**Work instruction**
Below is a listing; give only the number of its lines that contain the word "unhashed".

Segment Open

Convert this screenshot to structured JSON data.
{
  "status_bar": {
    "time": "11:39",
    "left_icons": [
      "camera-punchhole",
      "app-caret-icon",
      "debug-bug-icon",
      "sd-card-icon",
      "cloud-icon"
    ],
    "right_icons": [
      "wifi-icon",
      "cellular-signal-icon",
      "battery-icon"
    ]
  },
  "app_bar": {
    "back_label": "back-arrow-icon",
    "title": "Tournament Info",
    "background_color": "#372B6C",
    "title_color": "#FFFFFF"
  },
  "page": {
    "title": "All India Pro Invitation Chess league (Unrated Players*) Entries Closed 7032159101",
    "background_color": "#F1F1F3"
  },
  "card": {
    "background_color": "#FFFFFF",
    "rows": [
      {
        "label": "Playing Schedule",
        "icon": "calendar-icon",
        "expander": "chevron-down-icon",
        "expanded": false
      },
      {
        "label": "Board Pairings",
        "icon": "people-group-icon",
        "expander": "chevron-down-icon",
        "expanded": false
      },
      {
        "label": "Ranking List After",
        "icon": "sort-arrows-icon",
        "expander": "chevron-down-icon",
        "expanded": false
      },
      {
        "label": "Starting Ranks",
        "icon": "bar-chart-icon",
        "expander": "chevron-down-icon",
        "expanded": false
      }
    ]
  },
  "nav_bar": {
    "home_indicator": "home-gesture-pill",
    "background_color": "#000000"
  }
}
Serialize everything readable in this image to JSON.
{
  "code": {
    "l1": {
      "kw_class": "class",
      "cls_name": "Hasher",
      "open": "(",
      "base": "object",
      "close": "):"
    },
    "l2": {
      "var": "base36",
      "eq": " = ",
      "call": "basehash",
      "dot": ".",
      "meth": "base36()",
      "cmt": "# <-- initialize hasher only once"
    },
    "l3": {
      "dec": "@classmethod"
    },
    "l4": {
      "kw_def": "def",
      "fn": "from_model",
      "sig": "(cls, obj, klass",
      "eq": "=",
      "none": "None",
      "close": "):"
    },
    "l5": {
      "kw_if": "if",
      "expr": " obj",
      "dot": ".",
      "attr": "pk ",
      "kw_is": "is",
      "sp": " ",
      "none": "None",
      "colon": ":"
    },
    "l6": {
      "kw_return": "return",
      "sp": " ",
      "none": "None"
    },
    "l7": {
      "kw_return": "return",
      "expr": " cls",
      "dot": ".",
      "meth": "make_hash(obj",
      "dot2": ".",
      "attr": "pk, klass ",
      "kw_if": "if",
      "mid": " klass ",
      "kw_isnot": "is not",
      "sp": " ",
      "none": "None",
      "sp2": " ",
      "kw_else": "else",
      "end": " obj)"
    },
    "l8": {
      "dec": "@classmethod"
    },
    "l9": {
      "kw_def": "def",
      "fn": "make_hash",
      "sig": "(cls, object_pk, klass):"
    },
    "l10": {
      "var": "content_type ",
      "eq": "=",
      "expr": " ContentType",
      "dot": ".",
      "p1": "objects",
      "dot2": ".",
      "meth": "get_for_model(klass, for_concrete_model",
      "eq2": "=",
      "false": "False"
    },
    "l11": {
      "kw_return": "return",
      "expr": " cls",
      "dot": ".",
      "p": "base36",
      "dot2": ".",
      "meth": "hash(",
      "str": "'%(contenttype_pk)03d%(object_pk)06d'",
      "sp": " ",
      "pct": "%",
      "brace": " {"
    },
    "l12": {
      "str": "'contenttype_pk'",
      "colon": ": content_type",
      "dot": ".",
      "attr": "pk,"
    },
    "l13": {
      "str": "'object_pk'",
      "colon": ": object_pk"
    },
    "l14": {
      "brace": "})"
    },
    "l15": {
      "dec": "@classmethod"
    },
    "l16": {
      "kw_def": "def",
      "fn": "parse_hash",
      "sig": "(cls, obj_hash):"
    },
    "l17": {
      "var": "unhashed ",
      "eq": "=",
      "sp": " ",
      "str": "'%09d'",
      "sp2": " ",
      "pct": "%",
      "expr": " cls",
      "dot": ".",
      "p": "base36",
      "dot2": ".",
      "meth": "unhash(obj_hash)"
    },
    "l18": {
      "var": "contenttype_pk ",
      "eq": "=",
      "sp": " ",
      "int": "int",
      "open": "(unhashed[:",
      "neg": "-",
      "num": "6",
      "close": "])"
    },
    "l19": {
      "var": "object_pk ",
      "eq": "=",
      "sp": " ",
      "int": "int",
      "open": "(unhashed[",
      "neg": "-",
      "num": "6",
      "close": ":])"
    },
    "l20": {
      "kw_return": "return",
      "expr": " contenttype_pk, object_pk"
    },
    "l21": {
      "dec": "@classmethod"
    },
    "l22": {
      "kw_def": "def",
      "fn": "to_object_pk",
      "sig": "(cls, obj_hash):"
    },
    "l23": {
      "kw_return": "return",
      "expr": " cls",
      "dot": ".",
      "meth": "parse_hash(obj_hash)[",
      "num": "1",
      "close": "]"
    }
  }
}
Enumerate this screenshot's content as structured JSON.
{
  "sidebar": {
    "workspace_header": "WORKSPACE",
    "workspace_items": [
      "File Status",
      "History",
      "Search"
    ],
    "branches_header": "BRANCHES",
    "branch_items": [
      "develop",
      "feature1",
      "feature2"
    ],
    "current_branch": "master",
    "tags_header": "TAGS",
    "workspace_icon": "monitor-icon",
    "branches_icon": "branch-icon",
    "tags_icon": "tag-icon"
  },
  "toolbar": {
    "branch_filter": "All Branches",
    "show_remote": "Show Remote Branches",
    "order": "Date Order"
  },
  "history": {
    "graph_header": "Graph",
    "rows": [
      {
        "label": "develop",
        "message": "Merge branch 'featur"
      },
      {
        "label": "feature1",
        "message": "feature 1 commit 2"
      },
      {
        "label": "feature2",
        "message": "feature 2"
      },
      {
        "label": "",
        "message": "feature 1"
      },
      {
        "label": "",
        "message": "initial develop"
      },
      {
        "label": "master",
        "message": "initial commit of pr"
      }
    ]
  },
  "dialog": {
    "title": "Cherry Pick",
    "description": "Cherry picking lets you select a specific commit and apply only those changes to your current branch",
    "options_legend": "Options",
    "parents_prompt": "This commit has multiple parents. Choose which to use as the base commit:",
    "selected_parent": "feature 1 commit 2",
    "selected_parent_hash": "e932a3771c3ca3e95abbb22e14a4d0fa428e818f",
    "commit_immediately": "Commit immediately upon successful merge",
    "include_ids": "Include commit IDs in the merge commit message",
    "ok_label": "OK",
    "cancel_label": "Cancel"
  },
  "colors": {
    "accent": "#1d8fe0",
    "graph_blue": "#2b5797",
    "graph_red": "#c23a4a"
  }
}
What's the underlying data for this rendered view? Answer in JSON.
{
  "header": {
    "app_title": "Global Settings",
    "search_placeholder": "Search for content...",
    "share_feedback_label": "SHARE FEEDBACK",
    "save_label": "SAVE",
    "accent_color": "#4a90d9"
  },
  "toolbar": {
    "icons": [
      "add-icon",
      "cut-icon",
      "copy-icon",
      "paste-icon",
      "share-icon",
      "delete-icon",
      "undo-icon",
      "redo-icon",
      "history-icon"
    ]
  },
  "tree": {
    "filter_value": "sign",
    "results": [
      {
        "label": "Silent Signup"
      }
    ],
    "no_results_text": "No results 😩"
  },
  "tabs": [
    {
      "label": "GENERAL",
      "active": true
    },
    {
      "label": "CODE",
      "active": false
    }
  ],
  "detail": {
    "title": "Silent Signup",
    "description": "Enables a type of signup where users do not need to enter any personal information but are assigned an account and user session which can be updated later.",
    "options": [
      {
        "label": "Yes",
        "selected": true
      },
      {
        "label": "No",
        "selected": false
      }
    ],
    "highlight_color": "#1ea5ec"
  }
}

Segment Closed

**Written solution**
3